I’m reading an incredible book by Richard Dawkins at the moment called ‘The Ancestors Tale : A Pilgrimage to the Dawn of Evolution’, a scientific journey back through time from our present Homo sapiens sapiens point of view through all our consestors (nice term Richard) meeting other forms of life also moving backwards in their own journeys and meeting us at various evolutionary branching points. In the farmer’s tale I discovered a little bit of Tasmanian history and this posting is dedicated to mostly to Tasmania and Truganini.
Tasmania is an island located to the South East of Australia, separated from it by about 200 km of water known as the Bass Strait. Tasmania was joined to the mainland until the end of the most recent ice age (10-14,000 years ago) when it became cut off completely and it’s local populace, fauna and flora began their own journey forwards to modern times. The indigenous population of Tasmania were the Tasmanian Aboriginals, a group numbering between 5,000 and 10,000 people until the time of British settlement of Australia around 1803.

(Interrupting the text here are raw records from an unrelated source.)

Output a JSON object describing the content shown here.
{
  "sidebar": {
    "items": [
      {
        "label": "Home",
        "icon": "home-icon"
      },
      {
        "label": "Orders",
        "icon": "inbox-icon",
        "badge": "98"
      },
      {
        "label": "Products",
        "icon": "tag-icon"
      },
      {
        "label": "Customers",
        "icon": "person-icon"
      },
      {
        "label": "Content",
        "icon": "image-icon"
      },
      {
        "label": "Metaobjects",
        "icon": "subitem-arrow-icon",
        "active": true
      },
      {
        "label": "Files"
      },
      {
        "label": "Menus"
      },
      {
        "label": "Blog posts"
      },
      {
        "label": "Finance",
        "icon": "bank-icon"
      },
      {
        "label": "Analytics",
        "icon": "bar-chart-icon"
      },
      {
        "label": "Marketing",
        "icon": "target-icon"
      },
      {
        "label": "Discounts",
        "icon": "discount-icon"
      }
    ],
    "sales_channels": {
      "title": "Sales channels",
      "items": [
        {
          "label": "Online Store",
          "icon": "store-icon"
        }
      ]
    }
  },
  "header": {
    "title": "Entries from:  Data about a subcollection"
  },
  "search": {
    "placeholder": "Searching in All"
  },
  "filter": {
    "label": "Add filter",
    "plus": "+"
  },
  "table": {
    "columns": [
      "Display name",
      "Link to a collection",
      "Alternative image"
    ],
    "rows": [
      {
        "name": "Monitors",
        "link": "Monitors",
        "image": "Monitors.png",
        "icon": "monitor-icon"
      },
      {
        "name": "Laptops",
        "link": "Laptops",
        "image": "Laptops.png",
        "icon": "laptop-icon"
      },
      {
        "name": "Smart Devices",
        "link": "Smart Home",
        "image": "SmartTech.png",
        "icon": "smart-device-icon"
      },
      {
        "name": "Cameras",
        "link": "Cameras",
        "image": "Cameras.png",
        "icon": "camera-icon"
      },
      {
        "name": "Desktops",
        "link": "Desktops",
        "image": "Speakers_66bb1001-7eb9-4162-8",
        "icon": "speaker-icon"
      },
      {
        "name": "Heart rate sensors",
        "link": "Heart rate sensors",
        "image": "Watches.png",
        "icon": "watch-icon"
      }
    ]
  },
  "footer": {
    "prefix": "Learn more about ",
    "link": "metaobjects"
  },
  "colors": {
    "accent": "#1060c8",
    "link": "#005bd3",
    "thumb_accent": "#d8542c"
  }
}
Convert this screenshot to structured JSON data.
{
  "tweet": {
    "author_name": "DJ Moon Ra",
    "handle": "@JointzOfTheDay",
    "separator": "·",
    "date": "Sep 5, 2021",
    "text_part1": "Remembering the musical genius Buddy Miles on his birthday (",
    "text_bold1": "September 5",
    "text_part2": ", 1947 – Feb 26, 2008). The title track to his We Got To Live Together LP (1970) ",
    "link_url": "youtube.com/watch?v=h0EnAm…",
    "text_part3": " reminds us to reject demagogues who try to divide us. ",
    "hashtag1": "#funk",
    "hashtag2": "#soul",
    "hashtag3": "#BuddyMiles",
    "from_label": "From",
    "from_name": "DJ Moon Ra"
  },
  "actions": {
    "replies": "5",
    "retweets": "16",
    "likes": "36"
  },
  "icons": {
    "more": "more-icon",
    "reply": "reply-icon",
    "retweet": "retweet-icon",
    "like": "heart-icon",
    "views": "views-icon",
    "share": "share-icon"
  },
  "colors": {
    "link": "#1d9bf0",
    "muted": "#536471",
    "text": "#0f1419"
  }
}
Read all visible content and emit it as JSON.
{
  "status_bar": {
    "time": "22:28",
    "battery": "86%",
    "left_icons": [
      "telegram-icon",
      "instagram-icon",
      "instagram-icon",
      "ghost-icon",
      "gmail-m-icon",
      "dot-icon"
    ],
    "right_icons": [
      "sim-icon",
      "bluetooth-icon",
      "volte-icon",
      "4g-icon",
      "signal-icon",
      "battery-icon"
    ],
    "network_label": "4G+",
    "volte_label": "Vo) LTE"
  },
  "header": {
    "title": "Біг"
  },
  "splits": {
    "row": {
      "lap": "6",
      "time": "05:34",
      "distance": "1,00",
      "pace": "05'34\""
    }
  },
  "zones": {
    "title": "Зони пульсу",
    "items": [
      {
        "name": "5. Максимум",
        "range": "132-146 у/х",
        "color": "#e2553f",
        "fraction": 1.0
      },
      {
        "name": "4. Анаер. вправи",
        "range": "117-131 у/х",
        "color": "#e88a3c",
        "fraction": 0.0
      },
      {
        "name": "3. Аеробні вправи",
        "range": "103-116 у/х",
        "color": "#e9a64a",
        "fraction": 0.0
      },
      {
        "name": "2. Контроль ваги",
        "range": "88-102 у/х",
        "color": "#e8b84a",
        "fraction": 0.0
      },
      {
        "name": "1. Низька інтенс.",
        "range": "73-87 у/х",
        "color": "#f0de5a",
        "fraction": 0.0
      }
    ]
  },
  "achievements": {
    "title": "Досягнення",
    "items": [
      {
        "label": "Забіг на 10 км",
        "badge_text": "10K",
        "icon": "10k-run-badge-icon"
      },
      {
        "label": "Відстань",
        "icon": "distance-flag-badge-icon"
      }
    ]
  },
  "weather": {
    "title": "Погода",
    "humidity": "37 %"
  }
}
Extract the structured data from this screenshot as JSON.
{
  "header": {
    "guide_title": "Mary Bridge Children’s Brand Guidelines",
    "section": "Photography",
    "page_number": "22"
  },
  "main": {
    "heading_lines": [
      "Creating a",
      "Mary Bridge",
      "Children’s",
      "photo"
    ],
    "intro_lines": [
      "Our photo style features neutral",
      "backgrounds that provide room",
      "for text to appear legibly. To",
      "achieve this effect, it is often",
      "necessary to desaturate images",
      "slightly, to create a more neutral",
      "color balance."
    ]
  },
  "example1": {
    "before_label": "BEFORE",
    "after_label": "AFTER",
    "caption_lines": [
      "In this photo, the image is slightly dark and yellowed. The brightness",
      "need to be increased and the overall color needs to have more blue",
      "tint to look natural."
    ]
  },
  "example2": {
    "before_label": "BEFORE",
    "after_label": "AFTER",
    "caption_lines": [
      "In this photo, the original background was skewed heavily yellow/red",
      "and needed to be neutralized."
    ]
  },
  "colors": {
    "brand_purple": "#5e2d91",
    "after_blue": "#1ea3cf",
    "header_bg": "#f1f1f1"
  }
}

In 1642, Dutch explorer Abel Tasman named the island Anthoonij van Diemenslandt after his sponsor, governor of the Dutch East Indies. Later Captain James Cook shortened the name to Van Diemens Land. The island was first settled by the British in 1803, their main concern at the time, rather like a ridiculous game of Risk, was preventing the French from claiming it. Early settlers were mainly convicts and their guards sent for the purpose of developing industry and agriculture on the island. By 1833, through a combination of genocide and disease, the population Aboriginal population had dwindled to a mere 300. The Black War refers to a period in the early 1800’s of conflict (genocide is not a comfortable term) between British colonialists and Aboriginals that resulted in the near obliteration of the local indigenous inhabitants. In 1830, Lieutenant-Govenor George Arthur called upon every able-bodied male colonist, convict or free to form a human chain sweeping across the settled districts moving South East for several weeks in an attempt to corral the Aborigines on the Tasman Peninsula, this event is known as the Black Line.
George Augustus Robinson, a builder and untrained preacher, was called in during the 1830’s to mount a “friendly mission” to the 300 remaining aboriginals in an attempt to repatriate them to the camp of Wybalenna on Finder’s Island (a tiny island in the Bass Strait 20 km off the North Eastern Tip of Tasmania). Robinson befriended Truganini and succeeded in forging a relocation agreement with the remaining aborigines with promises of food, shelter, housing and freedom from persecution. By the end of 1835 nearly all remaining aborigines had been moved to Finder’s Island. Soon after their relocation, the beloved preacher George A. Robinson ended his relationship with the aborigines and conditions on Finder’s island deteriorated to something more akin to prison camp conditions, however noble his initial intentions were, Mr. Robinson’s abandonment of the last remaining aborigines casts a black stain over his role in Australian history.
Truganini was born in 1812 on Bruny Island, south of Hobart. She was the daughter of Mangana – chief of the Bruny Island people. before she was eighteen years old her mother was murdered by whale hunters, her first fiance died saving her from abduction and in 1828, her two sisters Lowhenunhue and Maggerleede were abducted and sold into slavery.
In 1856, Truganini and the last few remaining aborigines were moved to Oyster Cove and by 1873, she was the sole survivor, the last remaining indigenous aboriginal of Tasmania
She died alone in Hobart on the 8th May 1876. Two years later her remains were exhumed and put on display. It was only in April 1976 on the centenary of her death that her remains were cremated and her ashes scattered in the D’Entrecasteaux Channel according to her wishes.
Here is a picture of this brave lady a few years before her death, she was someone who witnessed the genocide of everything and everyone she knew – the loss of her entire world.
She should not be forgotten.
“We must remember what ruthless and utter destruction out own species has wrought, not only upon animals such as the vanished bison and dodo, but also upon its own inferior races. The Tasmanians, in spite of their human likeness, were entirely swept out of existence in a war of extermination waged by European immigrants, in the space of fifty years.”
H.G.Wells, Preface to War of the Worlds.